= Beginning of Section =
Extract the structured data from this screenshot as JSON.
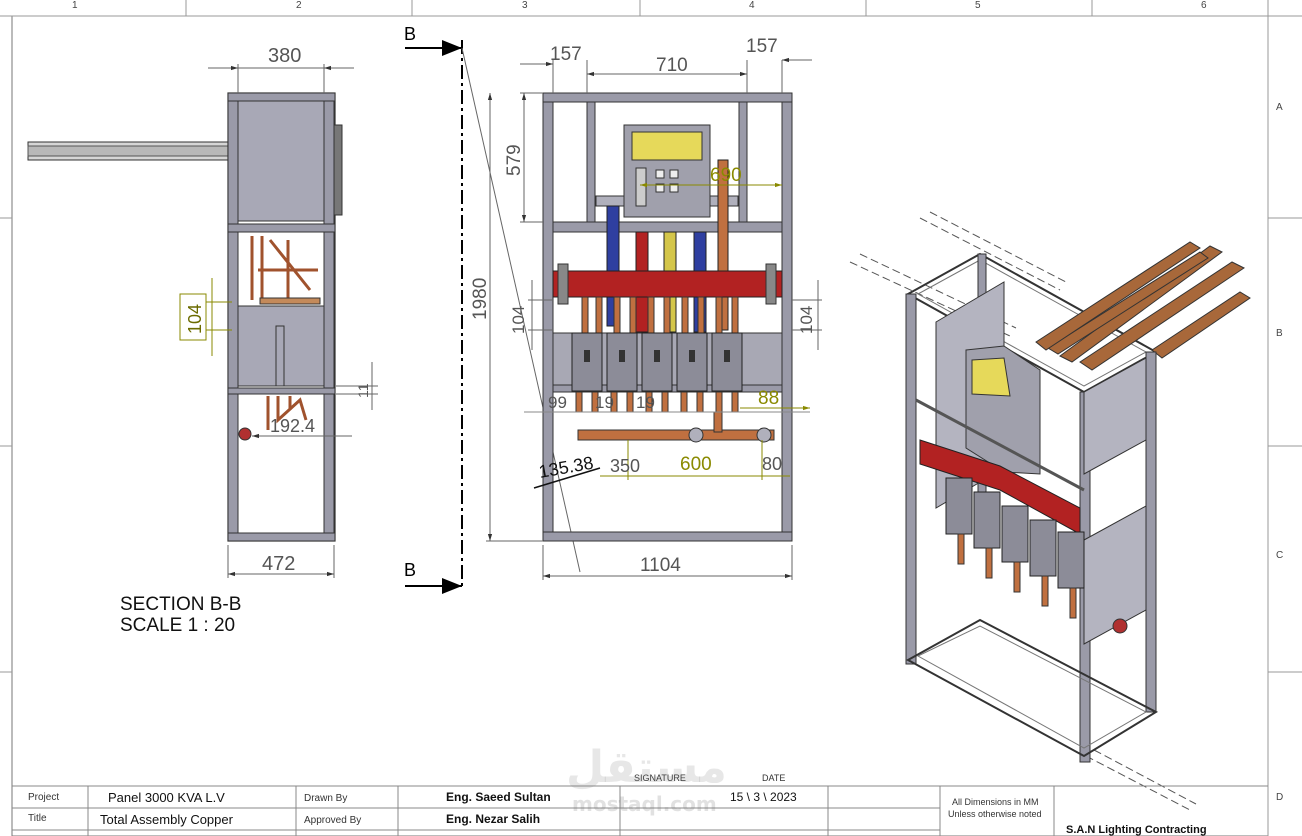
{
  "border": {
    "columns": [
      "1",
      "2",
      "3",
      "4",
      "5",
      "6"
    ],
    "rows": [
      "A",
      "B",
      "C",
      "D"
    ]
  },
  "section_view": {
    "marker": "B",
    "title": "SECTION B-B",
    "scale": "SCALE 1 : 20",
    "dims": {
      "top_width": "380",
      "bottom_width": "472",
      "busbar_height": "104",
      "gap": "11",
      "offset": "192.4"
    }
  },
  "front_view": {
    "dims": {
      "left_margin": "157",
      "center": "710",
      "right_margin": "157",
      "upper_height": "579",
      "inner_width": "690",
      "overall_height": "1980",
      "left_busbar": "104",
      "right_busbar": "104",
      "d1": "99",
      "d2": "19",
      "d3": "19",
      "d4": "88",
      "angle": "135.38",
      "d5": "350",
      "d6": "600",
      "d7": "80",
      "overall_width": "1104"
    }
  },
  "title_block": {
    "project_label": "Project",
    "project_value": "Panel 3000 KVA L.V",
    "title_label": "Title",
    "title_value": "Total Assembly Copper",
    "drawn_label": "Drawn By",
    "drawn_value": "Eng. Saeed Sultan",
    "approved_label": "Approved By",
    "approved_value": "Eng. Nezar Salih",
    "signature_label": "SIGNATURE",
    "date_label": "DATE",
    "date_value": "15 \\ 3 \\ 2023",
    "dims_note_1": "All Dimensions in MM",
    "dims_note_2": "Unless otherwise noted",
    "company": "S.A.N Lighting Contracting"
  },
  "watermark": {
    "arabic": "مستقل",
    "latin": "mostaql.com"
  }
}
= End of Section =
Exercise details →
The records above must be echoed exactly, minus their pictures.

Answer to this exercise →
Extract the structured data from this screenshot as JSON.
{
  "border": {
    "columns": [
      "1",
      "2",
      "3",
      "4",
      "5",
      "6"
    ],
    "rows": [
      "A",
      "B",
      "C",
      "D"
    ]
  },
  "section_view": {
    "marker": "B",
    "title": "SECTION B-B",
    "scale": "SCALE 1 : 20",
    "dims": {
      "top_width": "380",
      "bottom_width": "472",
      "busbar_height": "104",
      "gap": "11",
      "offset": "192.4"
    }
  },
  "front_view": {
    "dims": {
      "left_margin": "157",
      "center": "710",
      "right_margin": "157",
      "upper_height": "579",
      "inner_width": "690",
      "overall_height": "1980",
      "left_busbar": "104",
      "right_busbar": "104",
      "d1": "99",
      "d2": "19",
      "d3": "19",
      "d4": "88",
      "angle": "135.38",
      "d5": "350",
      "d6": "600",
      "d7": "80",
      "overall_width": "1104"
    }
  },
  "title_block": {
    "project_label": "Project",
    "project_value": "Panel 3000 KVA L.V",
    "title_label": "Title",
    "title_value": "Total Assembly Copper",
    "drawn_label": "Drawn By",
    "drawn_value": "Eng. Saeed Sultan",
    "approved_label": "Approved By",
    "approved_value": "Eng. Nezar Salih",
    "signature_label": "SIGNATURE",
    "date_label": "DATE",
    "date_value": "15 \\ 3 \\ 2023",
    "dims_note_1": "All Dimensions in MM",
    "dims_note_2": "Unless otherwise noted",
    "company": "S.A.N Lighting Contracting"
  },
  "watermark": {
    "arabic": "مستقل",
    "latin": "mostaql.com"
  }
}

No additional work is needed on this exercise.